Irish church shocked by Courtney murder


The Catholic Primate, Archbishop Seán Brady, said he was "deeply shocked" at the news of the murder in Burundi of Archbishop Michael Courtney at a village 25 miles south of the capital, Bujumbura.

He said they had been good friends since they were students together at the Irish College in Rome in the 1960s. They had met only a few weeks ago in Rwanda when Archbishop Brady was visiting there as part of a Trócaire delegation.

Extending his sympathy to the Courtney family, he said it was typical of the late Archbishop's "noble, generous spirit that he should have met his death while returning from a pastoral visit to one of the dioceses in Burundi".

In Rome last night, the Coadjutor Archbishop of Dublin, Most Rev Diarmuid Martin, described himself as "absolutely stunned" on hearing of the killing.

The deceased man had been a guest at Archbishop Martin's liturgy of welcome in Dublin last August.

He described his death as "a very nasty piece of work".

Burundi was "a very difficult posting" for Vatican representatives, saying "our people are not well protected there".

He recalled that in 1995 the Archbishop of Gitega in Burundi had also been killed. Archbishop Martin believed his death and the killing of Archbishop Courtney arose from the church's role in trying to bring peace to that troubled country, and that yesterday's assassination was an attempt to disrupt the current peace process there.

He said he knew Archbishop Courtney for many years through the deceased man's work on the Council of Europe and from his assistance during the controversial Cairo population conference in 1994, at which Archbishop Martin represented the Vatican.

Archbishop Courtney was posted to the papal nunciature there. He was "extremely helpful and friendly ... very attentive to people," said Archbishop Martin.

Cardinal Desmond Connell said he was "greatly distressed by the tragic news of the murder", and expressed his deepest sympathy to the Archbishop's family "for whom this news must have come as a devastating shock".

The Taoiseach, Mr Ahern, also expressed his shock and condemned the "horrific attack".

The Minister for Defence and TD for Tipperary North, Mr Smith, said he knew the late Archbishop and admired him greatly. He expressed his shock and sadness. "He faced the real challenges and dangerous situations he encountered with the utmost courage, knowing full well that he was putting his life at risk by carrying out his duties."

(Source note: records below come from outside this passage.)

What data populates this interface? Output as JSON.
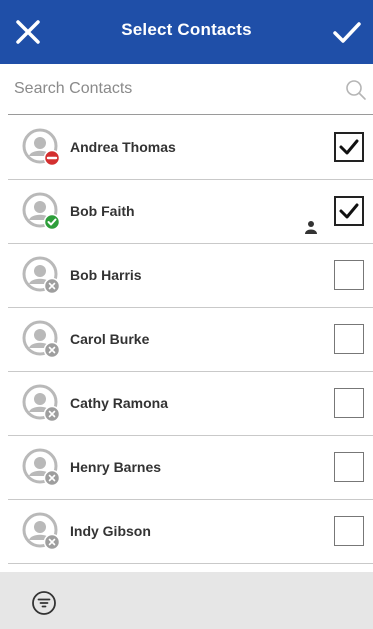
{
  "header": {
    "title": "Select Contacts",
    "background": "#1f4fa8",
    "close_icon": "close-icon",
    "confirm_icon": "checkmark-icon"
  },
  "search": {
    "placeholder": "Search Contacts",
    "value": "",
    "icon": "search-icon"
  },
  "contacts": [
    {
      "name": "Andrea Thomas",
      "status": "busy",
      "status_color": "#d32f2f",
      "checked": true,
      "extra_icon": null
    },
    {
      "name": "Bob Faith",
      "status": "available",
      "status_color": "#2e9e3a",
      "checked": true,
      "extra_icon": "person-icon"
    },
    {
      "name": "Bob Harris",
      "status": "offline",
      "status_color": "#9e9e9e",
      "checked": false,
      "extra_icon": null
    },
    {
      "name": "Carol Burke",
      "status": "offline",
      "status_color": "#9e9e9e",
      "checked": false,
      "extra_icon": null
    },
    {
      "name": "Cathy Ramona",
      "status": "offline",
      "status_color": "#9e9e9e",
      "checked": false,
      "extra_icon": null
    },
    {
      "name": "Henry Barnes",
      "status": "offline",
      "status_color": "#9e9e9e",
      "checked": false,
      "extra_icon": null
    },
    {
      "name": "Indy Gibson",
      "status": "offline",
      "status_color": "#9e9e9e",
      "checked": false,
      "extra_icon": null
    },
    {
      "name": "",
      "status": "offline",
      "status_color": "#9e9e9e",
      "checked": false,
      "extra_icon": null
    }
  ],
  "footer": {
    "filter_icon": "filter-icon"
  }
}
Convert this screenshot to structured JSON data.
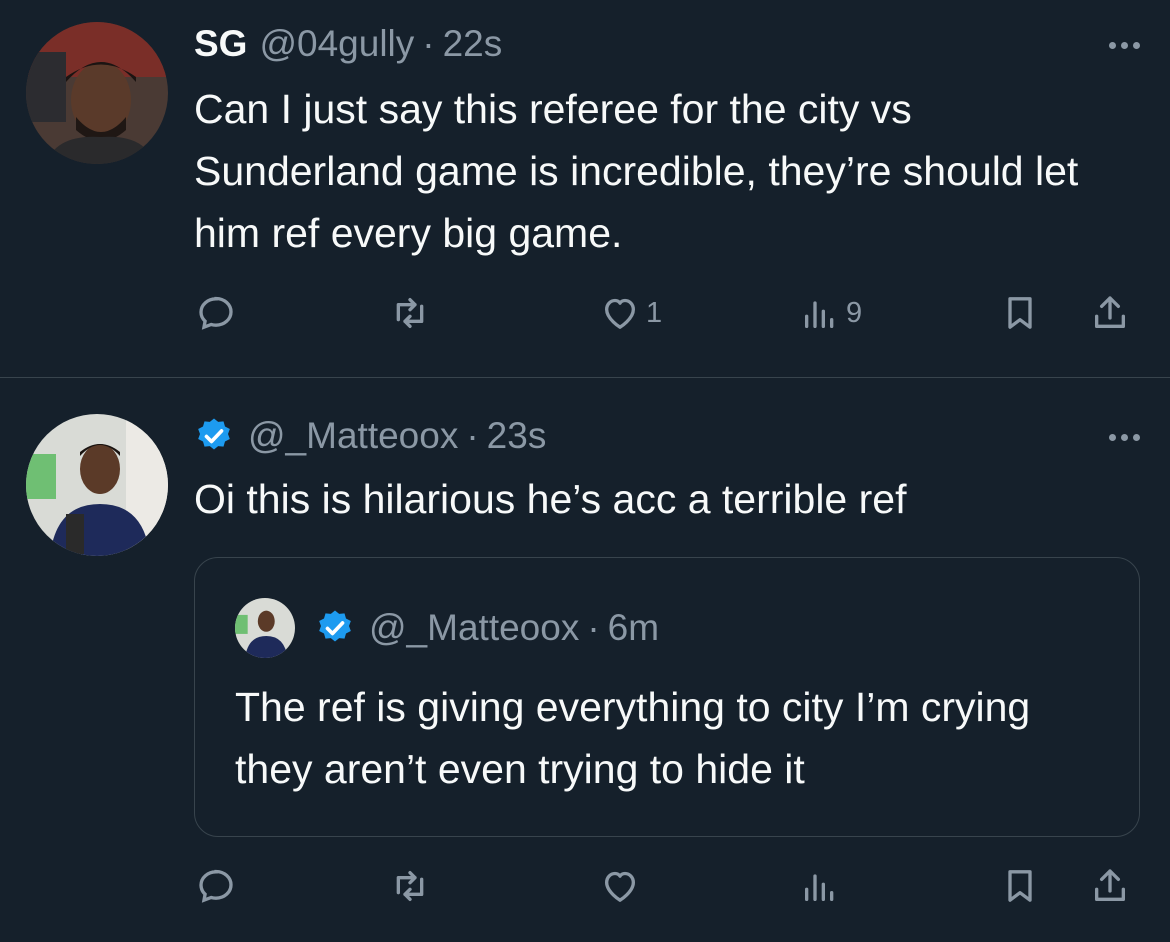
{
  "tweets": [
    {
      "name": "SG",
      "handle": "@04gully",
      "separator": "·",
      "time": "22s",
      "text": "Can I just say this referee for the city vs Sunderland game is incredible, they’re should let him ref every big game.",
      "likes": "1",
      "views": "9"
    },
    {
      "handle": "@_Matteoox",
      "separator": "·",
      "time": "23s",
      "text": "Oi this is hilarious he’s acc a terrible ref",
      "quote": {
        "handle": "@_Matteoox",
        "separator": "·",
        "time": "6m",
        "text": "The ref is giving everything to city I’m crying they aren’t even trying to hide it"
      }
    }
  ],
  "icons": [
    "more-icon",
    "verified-badge-icon",
    "reply-icon",
    "retweet-icon",
    "like-icon",
    "views-icon",
    "bookmark-icon",
    "share-icon"
  ],
  "colors": {
    "background": "#15202b",
    "text": "#f7f9f9",
    "muted": "#8b98a5",
    "verified": "#1d9bf0",
    "divider": "#38444d"
  }
}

He expressed his sympathy to the Archbishop's family and friends, "both here in his home place of Tipperary, and throughout the Catholic community".